- Requirement -
Look through the records and report how many lines include the word "settings", with no other words.

Records contained in a dataset:

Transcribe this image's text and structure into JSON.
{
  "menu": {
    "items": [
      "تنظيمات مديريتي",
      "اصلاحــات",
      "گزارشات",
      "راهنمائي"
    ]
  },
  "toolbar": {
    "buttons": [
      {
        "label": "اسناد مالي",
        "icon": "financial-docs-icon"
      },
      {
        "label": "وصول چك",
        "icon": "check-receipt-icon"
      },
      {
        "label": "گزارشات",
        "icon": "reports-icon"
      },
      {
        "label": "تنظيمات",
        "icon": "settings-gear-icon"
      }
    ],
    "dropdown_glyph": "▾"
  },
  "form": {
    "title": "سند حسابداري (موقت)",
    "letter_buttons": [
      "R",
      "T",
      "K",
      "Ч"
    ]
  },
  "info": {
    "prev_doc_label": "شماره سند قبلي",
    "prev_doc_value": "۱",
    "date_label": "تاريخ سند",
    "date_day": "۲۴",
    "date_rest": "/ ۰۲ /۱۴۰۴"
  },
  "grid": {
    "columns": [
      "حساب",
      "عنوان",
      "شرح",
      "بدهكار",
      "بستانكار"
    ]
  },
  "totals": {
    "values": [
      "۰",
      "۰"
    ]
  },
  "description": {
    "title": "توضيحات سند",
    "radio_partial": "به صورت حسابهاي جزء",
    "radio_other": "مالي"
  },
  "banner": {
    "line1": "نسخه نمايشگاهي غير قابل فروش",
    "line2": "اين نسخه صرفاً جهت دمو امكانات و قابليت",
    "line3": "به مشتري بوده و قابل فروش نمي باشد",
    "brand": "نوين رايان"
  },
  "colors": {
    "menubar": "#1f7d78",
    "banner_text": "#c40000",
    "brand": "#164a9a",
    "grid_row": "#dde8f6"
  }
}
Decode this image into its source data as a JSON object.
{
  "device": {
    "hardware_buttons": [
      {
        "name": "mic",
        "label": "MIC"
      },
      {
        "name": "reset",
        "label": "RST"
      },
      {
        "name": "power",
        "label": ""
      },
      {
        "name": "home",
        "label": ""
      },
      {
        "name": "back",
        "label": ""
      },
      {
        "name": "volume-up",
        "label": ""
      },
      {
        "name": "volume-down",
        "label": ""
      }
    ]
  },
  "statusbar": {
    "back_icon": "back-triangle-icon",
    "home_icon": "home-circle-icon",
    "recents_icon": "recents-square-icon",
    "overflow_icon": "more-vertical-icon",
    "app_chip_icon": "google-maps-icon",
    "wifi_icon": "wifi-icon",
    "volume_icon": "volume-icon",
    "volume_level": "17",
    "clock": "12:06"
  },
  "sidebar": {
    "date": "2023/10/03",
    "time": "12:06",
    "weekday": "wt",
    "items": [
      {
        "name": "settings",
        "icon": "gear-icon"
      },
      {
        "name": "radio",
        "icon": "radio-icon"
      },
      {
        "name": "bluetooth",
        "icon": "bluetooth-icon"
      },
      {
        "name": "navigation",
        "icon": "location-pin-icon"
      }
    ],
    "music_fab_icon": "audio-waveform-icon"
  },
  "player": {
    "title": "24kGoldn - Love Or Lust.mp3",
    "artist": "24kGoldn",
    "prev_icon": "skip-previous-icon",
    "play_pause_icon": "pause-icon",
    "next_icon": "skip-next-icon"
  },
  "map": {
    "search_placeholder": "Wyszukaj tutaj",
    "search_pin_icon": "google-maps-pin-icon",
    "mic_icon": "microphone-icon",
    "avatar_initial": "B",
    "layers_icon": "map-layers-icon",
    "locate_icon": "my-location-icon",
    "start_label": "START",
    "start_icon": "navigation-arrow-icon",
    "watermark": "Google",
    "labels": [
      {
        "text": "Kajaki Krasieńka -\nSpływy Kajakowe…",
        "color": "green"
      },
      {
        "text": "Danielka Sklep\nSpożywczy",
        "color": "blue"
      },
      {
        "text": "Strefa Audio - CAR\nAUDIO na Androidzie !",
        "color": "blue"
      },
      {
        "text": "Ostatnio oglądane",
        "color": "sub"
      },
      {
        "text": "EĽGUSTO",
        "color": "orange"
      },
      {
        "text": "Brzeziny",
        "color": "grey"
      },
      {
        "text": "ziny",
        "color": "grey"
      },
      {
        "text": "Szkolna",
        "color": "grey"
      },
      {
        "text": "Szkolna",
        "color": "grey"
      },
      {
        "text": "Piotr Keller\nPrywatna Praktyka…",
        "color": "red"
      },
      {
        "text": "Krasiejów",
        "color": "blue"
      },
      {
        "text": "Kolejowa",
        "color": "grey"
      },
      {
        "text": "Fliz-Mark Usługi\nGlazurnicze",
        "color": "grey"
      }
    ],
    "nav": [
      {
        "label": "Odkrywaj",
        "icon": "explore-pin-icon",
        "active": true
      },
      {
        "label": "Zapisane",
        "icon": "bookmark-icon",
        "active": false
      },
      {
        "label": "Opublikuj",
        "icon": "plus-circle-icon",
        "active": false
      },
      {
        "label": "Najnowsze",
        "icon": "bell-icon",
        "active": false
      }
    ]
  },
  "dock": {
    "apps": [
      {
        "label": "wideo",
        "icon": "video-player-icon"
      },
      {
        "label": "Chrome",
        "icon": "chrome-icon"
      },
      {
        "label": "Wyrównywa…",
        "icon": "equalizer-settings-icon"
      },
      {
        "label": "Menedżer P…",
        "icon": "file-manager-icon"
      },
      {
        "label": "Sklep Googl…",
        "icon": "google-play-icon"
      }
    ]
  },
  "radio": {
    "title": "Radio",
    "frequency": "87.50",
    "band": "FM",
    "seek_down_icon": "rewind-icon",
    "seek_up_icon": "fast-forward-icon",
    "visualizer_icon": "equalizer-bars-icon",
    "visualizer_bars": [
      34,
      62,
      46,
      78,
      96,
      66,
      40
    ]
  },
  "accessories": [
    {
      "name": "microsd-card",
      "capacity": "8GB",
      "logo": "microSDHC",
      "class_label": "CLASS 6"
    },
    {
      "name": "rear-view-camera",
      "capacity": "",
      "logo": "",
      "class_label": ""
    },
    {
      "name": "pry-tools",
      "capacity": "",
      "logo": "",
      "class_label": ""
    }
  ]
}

- The completed task -
3